Once upon a time I recorded a poem on SoundCloud. Sharing it here with you as I consider going back to record more of my poems there. It is a unique challenge to hear one’s own voice. Reading the words. Stumbling down through the lines and words as if they are a bit unfamiliar And yet it brings another dimension to the art form.

Bravely sharing in hopes that it connects, resonates and touches the listener in some small way.

(Click the link below to listen. And click the tab at the top of the home page here to receive my newsletter. Mailing to subscribers today. I promise to tip toe in. Not make much extra noise. Join me there. It is quiet. “A Quiet Place For Words”

Happy New Year to all,

elizabeth

https://m.soundcloud.com/graceappears/new-poem-one-day-i-will-write?utm_source=soundcloud&utm_campaign=share&utm_medium=pinterest

The Blackbird Stole My Poetry And Other Lame Excuses

The Blackbird Stole My Poetry And Other Lame Excuses

I dreamed once in a daydream, not resting under indigo back-lit sky.The scarlet winged blackbird came to visit me. An awakening. Unwelcome.Unannounced. The visit was a robbery of unfinished words, my art.
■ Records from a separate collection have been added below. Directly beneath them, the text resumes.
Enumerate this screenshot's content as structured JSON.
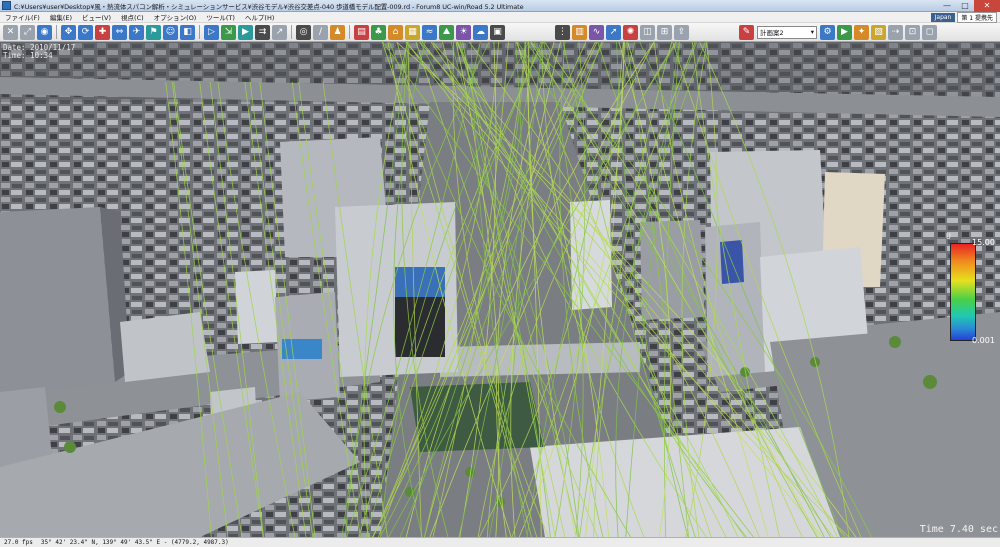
{
  "window": {
    "title": "C:¥Users¥user¥Desktop¥風・熱流体スパコン解析・シミュレーションサービス¥渋谷モデル¥渋谷交差点-040 歩道橋モデル配置-009.rd - Forum8 UC-win/Road 5.2 Ultimate",
    "minimize": "—",
    "maximize": "□",
    "close": "✕"
  },
  "menu": {
    "items": [
      "ファイル(F)",
      "編集(E)",
      "ビュー(V)",
      "視点(C)",
      "オプション(O)",
      "ツール(T)",
      "ヘルプ(H)"
    ],
    "language": "Japan",
    "project": "第 1 提携先"
  },
  "toolbar": {
    "plan_select": "計画案2",
    "plan_select_arrow": "▾"
  },
  "viewport": {
    "date": "Date: 2010/11/17",
    "time": "Time: 10:34",
    "sim_time": "Time   7.40 sec"
  },
  "legend": {
    "label": "U",
    "max": "15.00",
    "min": "0.001",
    "colors": [
      "#e82424",
      "#f08a1e",
      "#e8e01e",
      "#48d048",
      "#20c8b4",
      "#2a8ad4",
      "#2440d8"
    ]
  },
  "status": {
    "fps": "27.0 fps",
    "coords": "35°  42' 23.4\" N, 139°  49' 43.5\" E  -  (4779.2, 4987.3)"
  },
  "colors": {
    "streamline": "#9fd64a",
    "building_light": "#c9ccd2",
    "building_dark": "#7d8088",
    "ground": "#6b6d70"
  }
}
Every poem left abandoned, in embryonic stages, wet ink pen lying in repose, by the paper’s side, was carried off  by my feathered enemy. Fowl dressed in red and black. Colors of his uniform for war. And I, my own worst enemy.
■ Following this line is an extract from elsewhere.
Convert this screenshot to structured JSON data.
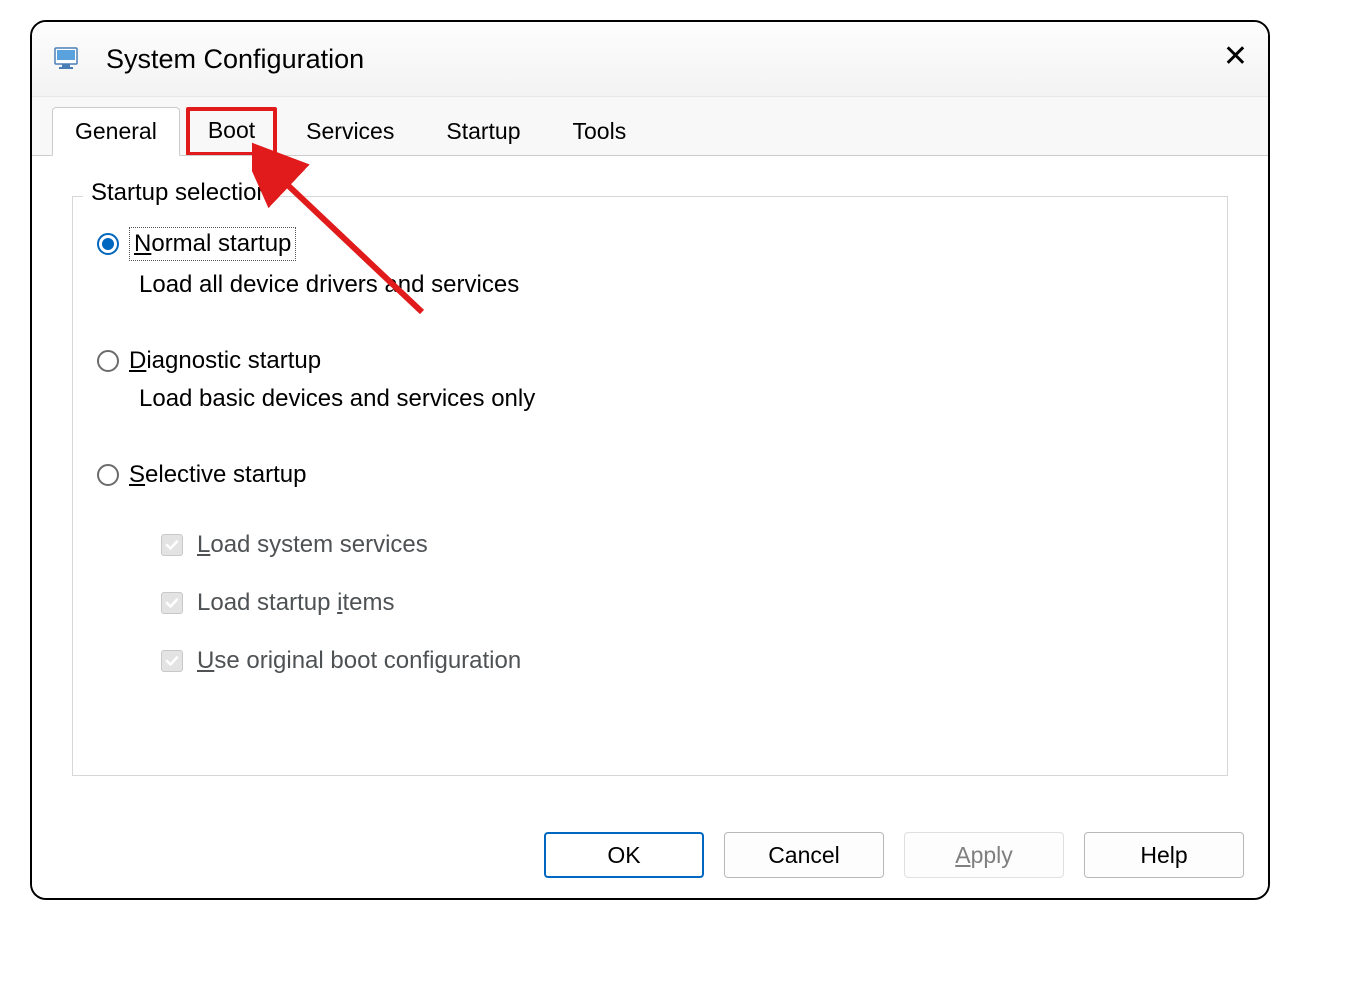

I cannot blame him. For abandoned art remains fair game.

I cannot hold him to account. He saw that I was sleeping, not attending to my work.
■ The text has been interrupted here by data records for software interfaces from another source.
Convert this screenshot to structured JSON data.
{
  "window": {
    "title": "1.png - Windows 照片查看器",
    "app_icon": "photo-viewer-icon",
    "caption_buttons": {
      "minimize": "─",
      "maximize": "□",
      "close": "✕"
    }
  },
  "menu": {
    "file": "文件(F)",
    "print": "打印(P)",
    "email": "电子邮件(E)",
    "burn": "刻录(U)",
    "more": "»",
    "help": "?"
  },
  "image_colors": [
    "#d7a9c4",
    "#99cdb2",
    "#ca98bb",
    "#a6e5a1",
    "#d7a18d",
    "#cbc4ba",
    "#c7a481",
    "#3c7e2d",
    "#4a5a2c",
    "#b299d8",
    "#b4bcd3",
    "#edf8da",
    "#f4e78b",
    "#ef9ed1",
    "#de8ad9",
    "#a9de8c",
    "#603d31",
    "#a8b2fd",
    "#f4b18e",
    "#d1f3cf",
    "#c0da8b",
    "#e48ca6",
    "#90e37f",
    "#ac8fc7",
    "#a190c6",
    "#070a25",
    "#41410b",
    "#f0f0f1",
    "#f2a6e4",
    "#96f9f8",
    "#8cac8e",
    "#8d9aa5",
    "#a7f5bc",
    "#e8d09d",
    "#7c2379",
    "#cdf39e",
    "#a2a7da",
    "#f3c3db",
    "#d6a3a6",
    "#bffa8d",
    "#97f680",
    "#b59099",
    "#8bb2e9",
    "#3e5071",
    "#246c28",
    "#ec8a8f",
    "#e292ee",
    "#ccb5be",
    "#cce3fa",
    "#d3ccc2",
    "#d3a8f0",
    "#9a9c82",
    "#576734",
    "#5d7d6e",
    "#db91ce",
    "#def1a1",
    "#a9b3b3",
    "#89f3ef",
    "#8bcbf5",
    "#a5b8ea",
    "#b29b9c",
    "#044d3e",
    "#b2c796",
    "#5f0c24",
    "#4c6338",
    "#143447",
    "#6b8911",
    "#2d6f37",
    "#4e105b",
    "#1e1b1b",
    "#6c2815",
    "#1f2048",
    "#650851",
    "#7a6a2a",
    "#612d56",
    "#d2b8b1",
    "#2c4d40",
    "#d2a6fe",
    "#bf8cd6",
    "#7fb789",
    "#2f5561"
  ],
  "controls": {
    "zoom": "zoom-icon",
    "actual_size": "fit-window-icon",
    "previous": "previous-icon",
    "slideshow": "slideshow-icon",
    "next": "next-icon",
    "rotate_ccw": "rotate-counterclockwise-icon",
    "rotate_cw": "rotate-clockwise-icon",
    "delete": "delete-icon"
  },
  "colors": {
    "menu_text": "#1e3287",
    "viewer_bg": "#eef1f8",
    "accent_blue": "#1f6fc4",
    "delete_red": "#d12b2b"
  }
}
But I must thank him, properly. For while he could have released them, into a angry wind. He chose instead to drop them off for me to start again.

The shreds of paper would have served him to line his feathery nest. But instead they floated back to earth in billowing down-currents and landed by my right side.

The blackbird gives a second chance. Waking me from sleep. In gratitude I offered him a seat. We’re here now beak to cheek sitting in soft repose. At my windowsill. He no longer dressed  for war, but in tones of of papal royalty. Restorer of the second chance.

I dreamed once in a daydream. I found again lost poetry.